### [WORK INSTRUCTION]
Every entry, from the first to the last, should be written out exactly.

### [DATA EXTRACT]
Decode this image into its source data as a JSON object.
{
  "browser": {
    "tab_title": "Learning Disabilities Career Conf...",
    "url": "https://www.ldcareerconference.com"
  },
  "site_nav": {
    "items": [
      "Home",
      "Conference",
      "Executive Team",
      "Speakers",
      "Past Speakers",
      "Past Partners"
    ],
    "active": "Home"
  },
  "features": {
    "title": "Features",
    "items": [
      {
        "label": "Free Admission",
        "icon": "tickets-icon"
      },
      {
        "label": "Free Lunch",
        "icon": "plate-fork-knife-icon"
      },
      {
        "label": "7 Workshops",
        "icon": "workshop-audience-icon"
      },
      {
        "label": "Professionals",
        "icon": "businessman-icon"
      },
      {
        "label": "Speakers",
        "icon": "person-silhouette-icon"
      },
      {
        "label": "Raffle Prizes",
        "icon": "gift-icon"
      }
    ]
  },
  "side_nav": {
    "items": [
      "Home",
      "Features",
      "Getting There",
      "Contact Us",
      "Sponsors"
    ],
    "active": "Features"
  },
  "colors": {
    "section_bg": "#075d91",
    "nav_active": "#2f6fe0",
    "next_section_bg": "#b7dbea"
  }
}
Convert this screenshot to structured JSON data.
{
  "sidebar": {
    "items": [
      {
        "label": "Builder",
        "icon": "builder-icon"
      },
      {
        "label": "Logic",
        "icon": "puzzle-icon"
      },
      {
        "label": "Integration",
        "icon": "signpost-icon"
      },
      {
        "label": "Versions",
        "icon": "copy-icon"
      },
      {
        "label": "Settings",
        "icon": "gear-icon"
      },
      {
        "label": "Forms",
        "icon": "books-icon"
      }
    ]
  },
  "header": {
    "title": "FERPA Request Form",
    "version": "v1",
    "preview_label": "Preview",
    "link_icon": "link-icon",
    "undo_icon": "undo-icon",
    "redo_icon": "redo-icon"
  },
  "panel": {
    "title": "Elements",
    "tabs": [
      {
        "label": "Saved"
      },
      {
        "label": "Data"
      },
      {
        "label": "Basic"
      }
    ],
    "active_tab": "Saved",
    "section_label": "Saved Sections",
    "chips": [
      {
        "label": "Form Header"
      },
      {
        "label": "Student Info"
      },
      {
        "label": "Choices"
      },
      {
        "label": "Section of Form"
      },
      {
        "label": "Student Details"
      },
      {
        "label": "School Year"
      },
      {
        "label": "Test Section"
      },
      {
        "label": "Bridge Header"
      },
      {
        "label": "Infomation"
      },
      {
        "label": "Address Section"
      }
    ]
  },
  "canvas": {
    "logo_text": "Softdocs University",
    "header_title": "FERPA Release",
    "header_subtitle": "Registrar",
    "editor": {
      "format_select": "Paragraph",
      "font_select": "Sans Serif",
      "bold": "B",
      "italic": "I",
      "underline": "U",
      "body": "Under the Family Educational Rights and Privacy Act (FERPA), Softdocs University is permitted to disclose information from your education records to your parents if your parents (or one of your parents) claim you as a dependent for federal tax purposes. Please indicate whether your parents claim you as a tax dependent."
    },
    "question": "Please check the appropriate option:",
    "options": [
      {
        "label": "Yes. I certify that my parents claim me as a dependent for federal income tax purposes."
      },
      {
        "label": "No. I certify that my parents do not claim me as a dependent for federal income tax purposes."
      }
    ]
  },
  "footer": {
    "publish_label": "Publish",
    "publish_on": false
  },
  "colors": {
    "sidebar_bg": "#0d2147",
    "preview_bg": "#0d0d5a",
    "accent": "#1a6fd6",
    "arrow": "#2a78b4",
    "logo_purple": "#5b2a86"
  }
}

### [SOLUTION FOR THIS PROBLEM]
Decode this image into its source data as a JSON object.
{
  "browser": {
    "tab_title": "Learning Disabilities Career Conf...",
    "url": "https://www.ldcareerconference.com"
  },
  "site_nav": {
    "items": [
      "Home",
      "Conference",
      "Executive Team",
      "Speakers",
      "Past Speakers",
      "Past Partners"
    ],
    "active": "Home"
  },
  "features": {
    "title": "Features",
    "items": [
      {
        "label": "Free Admission",
        "icon": "tickets-icon"
      },
      {
        "label": "Free Lunch",
        "icon": "plate-fork-knife-icon"
      },
      {
        "label": "7 Workshops",
        "icon": "workshop-audience-icon"
      },
      {
        "label": "Professionals",
        "icon": "businessman-icon"
      },
      {
        "label": "Speakers",
        "icon": "person-silhouette-icon"
      },
      {
        "label": "Raffle Prizes",
        "icon": "gift-icon"
      }
    ]
  },
  "side_nav": {
    "items": [
      "Home",
      "Features",
      "Getting There",
      "Contact Us",
      "Sponsors"
    ],
    "active": "Features"
  },
  "colors": {
    "section_bg": "#075d91",
    "nav_active": "#2f6fe0",
    "next_section_bg": "#b7dbea"
  }
}
Convert this screenshot to structured JSON data.
{
  "sidebar": {
    "items": [
      {
        "label": "Builder",
        "icon": "builder-icon"
      },
      {
        "label": "Logic",
        "icon": "puzzle-icon"
      },
      {
        "label": "Integration",
        "icon": "signpost-icon"
      },
      {
        "label": "Versions",
        "icon": "copy-icon"
      },
      {
        "label": "Settings",
        "icon": "gear-icon"
      },
      {
        "label": "Forms",
        "icon": "books-icon"
      }
    ]
  },
  "header": {
    "title": "FERPA Request Form",
    "version": "v1",
    "preview_label": "Preview",
    "link_icon": "link-icon",
    "undo_icon": "undo-icon",
    "redo_icon": "redo-icon"
  },
  "panel": {
    "title": "Elements",
    "tabs": [
      {
        "label": "Saved"
      },
      {
        "label": "Data"
      },
      {
        "label": "Basic"
      }
    ],
    "active_tab": "Saved",
    "section_label": "Saved Sections",
    "chips": [
      {
        "label": "Form Header"
      },
      {
        "label": "Student Info"
      },
      {
        "label": "Choices"
      },
      {
        "label": "Section of Form"
      },
      {
        "label": "Student Details"
      },
      {
        "label": "School Year"
      },
      {
        "label": "Test Section"
      },
      {
        "label": "Bridge Header"
      },
      {
        "label": "Infomation"
      },
      {
        "label": "Address Section"
      }
    ]
  },
  "canvas": {
    "logo_text": "Softdocs University",
    "header_title": "FERPA Release",
    "header_subtitle": "Registrar",
    "editor": {
      "format_select": "Paragraph",
      "font_select": "Sans Serif",
      "bold": "B",
      "italic": "I",
      "underline": "U",
      "body": "Under the Family Educational Rights and Privacy Act (FERPA), Softdocs University is permitted to disclose information from your education records to your parents if your parents (or one of your parents) claim you as a dependent for federal tax purposes. Please indicate whether your parents claim you as a tax dependent."
    },
    "question": "Please check the appropriate option:",
    "options": [
      {
        "label": "Yes. I certify that my parents claim me as a dependent for federal income tax purposes."
      },
      {
        "label": "No. I certify that my parents do not claim me as a dependent for federal income tax purposes."
      }
    ]
  },
  "footer": {
    "publish_label": "Publish",
    "publish_on": false
  },
  "colors": {
    "sidebar_bg": "#0d2147",
    "preview_bg": "#0d0d5a",
    "accent": "#1a6fd6",
    "arrow": "#2a78b4",
    "logo_purple": "#5b2a86"
  }
}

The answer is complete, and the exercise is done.